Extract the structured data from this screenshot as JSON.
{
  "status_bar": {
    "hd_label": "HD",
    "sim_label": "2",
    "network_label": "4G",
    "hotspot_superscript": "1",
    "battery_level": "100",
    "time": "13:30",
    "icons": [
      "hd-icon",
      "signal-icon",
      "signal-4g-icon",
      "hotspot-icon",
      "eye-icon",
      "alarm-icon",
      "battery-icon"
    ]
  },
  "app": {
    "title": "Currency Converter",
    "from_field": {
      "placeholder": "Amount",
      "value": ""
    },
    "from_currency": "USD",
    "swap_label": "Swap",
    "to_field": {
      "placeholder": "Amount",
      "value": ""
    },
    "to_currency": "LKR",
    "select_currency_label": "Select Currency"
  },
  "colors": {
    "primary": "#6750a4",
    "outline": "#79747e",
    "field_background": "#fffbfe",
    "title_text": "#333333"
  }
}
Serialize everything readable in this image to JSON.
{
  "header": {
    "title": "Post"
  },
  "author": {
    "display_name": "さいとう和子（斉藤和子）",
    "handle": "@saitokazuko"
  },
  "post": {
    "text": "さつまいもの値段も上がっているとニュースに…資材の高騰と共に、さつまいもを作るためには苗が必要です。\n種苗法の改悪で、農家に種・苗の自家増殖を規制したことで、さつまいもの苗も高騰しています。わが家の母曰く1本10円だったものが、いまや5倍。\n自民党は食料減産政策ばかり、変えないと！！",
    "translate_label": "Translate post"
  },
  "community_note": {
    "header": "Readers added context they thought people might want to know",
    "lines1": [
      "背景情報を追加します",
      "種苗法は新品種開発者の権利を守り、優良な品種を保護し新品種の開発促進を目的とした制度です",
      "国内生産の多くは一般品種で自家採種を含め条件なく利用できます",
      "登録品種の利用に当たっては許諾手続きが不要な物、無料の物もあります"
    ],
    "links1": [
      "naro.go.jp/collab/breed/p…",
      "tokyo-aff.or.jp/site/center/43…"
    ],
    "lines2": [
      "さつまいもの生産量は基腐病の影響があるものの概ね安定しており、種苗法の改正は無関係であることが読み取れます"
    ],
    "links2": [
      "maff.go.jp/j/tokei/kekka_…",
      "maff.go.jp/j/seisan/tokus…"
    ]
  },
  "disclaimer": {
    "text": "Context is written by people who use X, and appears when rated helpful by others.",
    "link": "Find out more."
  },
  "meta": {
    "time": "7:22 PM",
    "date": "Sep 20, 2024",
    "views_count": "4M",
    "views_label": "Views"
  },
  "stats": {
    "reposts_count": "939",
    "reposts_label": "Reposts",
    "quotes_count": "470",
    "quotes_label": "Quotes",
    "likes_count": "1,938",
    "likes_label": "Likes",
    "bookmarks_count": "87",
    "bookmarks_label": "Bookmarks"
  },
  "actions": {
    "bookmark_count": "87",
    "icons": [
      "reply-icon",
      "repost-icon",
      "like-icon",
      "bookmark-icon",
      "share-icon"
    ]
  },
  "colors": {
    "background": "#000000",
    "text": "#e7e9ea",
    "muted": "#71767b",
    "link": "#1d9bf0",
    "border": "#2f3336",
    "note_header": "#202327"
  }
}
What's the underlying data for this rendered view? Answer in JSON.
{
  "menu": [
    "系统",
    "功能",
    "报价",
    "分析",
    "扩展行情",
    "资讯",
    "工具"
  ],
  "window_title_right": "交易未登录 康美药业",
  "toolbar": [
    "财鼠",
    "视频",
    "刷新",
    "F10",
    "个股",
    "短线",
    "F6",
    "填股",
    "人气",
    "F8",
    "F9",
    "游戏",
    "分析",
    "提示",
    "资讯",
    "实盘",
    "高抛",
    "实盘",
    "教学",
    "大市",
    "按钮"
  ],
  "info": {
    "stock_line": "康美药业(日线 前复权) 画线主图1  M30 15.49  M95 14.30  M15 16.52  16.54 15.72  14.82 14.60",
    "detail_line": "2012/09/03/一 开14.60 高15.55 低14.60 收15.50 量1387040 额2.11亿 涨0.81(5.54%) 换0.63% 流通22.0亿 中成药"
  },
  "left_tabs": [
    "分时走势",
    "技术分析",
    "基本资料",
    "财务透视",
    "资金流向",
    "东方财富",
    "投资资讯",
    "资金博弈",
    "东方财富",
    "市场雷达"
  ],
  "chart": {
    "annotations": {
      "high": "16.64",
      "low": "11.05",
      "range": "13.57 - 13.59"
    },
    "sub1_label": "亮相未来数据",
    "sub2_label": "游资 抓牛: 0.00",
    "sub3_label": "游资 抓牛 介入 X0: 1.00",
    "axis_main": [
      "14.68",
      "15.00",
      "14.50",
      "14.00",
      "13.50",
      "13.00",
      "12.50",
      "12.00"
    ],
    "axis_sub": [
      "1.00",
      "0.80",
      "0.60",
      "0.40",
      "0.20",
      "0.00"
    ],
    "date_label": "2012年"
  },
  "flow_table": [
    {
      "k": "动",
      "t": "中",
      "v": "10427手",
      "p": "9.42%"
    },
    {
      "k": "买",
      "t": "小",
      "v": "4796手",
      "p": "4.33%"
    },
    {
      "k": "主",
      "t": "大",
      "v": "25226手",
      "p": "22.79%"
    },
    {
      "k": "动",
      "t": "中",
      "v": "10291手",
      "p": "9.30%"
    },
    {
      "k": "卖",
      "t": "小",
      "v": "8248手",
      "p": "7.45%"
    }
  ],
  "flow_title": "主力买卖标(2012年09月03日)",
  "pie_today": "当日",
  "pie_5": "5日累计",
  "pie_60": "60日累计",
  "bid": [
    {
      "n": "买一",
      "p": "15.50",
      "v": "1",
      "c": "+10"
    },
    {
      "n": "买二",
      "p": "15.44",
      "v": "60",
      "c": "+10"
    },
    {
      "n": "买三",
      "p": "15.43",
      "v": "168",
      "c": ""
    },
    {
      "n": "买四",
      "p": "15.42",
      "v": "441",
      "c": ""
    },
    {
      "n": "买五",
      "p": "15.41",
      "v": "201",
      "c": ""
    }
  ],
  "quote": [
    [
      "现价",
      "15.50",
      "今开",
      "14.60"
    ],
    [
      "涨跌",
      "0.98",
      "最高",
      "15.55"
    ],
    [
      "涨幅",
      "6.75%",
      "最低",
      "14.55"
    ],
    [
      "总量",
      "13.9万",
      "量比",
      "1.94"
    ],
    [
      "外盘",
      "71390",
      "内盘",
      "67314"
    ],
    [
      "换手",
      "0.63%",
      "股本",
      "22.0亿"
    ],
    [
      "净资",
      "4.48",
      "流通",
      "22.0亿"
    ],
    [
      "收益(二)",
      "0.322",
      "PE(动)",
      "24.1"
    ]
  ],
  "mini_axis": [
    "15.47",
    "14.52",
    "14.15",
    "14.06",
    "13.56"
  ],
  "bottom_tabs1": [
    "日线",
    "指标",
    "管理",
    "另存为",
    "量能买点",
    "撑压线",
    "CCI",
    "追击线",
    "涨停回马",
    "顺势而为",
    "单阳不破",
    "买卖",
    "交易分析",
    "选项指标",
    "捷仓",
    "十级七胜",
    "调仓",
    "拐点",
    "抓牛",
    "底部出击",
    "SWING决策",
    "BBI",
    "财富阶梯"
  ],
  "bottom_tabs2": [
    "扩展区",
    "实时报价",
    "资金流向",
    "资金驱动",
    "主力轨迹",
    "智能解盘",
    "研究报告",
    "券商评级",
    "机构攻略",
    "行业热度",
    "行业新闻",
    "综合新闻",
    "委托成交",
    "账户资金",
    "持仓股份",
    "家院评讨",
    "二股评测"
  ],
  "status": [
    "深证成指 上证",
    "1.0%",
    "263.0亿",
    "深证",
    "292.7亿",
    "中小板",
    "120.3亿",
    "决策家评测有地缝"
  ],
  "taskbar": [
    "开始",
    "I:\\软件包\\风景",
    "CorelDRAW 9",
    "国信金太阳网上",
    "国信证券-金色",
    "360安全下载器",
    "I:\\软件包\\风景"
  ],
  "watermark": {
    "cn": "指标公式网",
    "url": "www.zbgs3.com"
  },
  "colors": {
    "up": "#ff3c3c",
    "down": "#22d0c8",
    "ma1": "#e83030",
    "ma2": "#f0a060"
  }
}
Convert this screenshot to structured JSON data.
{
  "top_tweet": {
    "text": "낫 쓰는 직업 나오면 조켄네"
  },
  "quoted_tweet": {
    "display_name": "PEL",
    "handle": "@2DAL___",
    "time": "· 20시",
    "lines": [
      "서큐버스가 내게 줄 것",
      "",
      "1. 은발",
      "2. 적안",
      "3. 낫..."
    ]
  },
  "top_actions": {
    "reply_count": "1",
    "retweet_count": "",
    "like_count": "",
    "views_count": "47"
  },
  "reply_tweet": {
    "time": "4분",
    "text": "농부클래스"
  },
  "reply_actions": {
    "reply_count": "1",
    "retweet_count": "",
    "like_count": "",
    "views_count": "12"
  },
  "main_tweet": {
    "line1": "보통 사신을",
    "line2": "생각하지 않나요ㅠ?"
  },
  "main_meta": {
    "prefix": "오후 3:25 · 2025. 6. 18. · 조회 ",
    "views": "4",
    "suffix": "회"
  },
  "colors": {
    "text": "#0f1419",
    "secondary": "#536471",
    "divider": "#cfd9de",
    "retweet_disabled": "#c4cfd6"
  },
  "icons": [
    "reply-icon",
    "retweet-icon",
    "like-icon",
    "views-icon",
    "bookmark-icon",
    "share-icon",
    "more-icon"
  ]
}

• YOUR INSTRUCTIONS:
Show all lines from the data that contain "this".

• SOLUTION TO THE PROBLEM:
Extract the structured data from this screenshot as JSON.
Serialize everything readable in this image to JSON.
What's the underlying data for this rendered view? Answer in JSON.
Convert this screenshot to structured JSON data.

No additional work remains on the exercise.